The best protection is vaccination. There is now a vaccination that covers both the H3N2 and H3N8 strains of the virus. The vaccination requires a booster shot three weeks after the initial vaccine. Vaccination provides the best chance of immunity within 7-14 days of the booster shot.

Isolate sick animals and keep them isolated for up to 30 days after symptoms subside.

Practice good sanitation. Use a bleach and water mixture diluted to 1-part bleach x 30 parts water to disinfect common areas such as tables, bowls, leashes, crates, etc. Allow items to thoroughly air dry for a minimum of 10 minutes before exposing dogs to them. Bleach breaks down quickly so solution should be made daily. Keep in mind that bleach becomes inactive in UV light. If mopping use two buckets so as not to cross contaminate areas

Wash your hands frequently, ideally between handling different dogs. At the very minimum, hand sanitizer should be used between handling dogs.

Use disposable gowns or wipe down clothing and shoes with a bleach solution between dogs or after leaving an area where dogs congregate.
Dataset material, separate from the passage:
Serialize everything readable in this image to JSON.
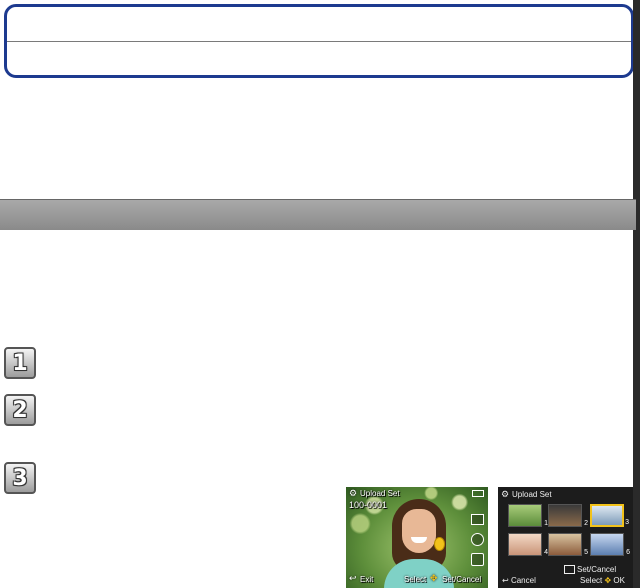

Food/water bowls should be made of stainless steel instead of plastic because scratched plastic is hard to fully disinfect.


Any dog suspected of having Canine Influenza Virus should be immediately isolated from other dogs and should not attend dog shows, day care, grooming facilities, dog parks, or other places dogs gather. Dogs are contagious prior to showing symptoms and for up to 30 days once the system have started.

Contact your veterinarian to let them know that your dog may be showing symptoms of Canine Influenza Virus. If your dog is going to a veterinary hospital or clinic, call ahead to let them know you have a suspected case of Canine Influenza Virus. They may ask you to follow a specific protocol before entering the clinic to minimize the spread of the disease, including waiting in your car until they are ready to examine your dog.

Keep sick dogs at home and isolated from other dogs and cats until you are certain the illness has run its course (typically 3-4 weeks).


There have been confirmed cases of Canine Influenza (Dog Flu) in the Bay Area, Sacramento, as well as multiple cases in the Reno area. We have the Bivalent Canine Influenza vaccine available. We are recommending it to any dog that is boarding, going to dog parks, dog shows, dogs that are traveling or play with other groups of dogs. The virus can stay alive and contagious on surfaces for up to 48 hours.  If your dog has no direct contact with other dogs or visit other places dogs have been, they still could become infected, If your dog has any symptoms such as coughing, sneezing or nasal discharge please call us to determine if your pet should be seen.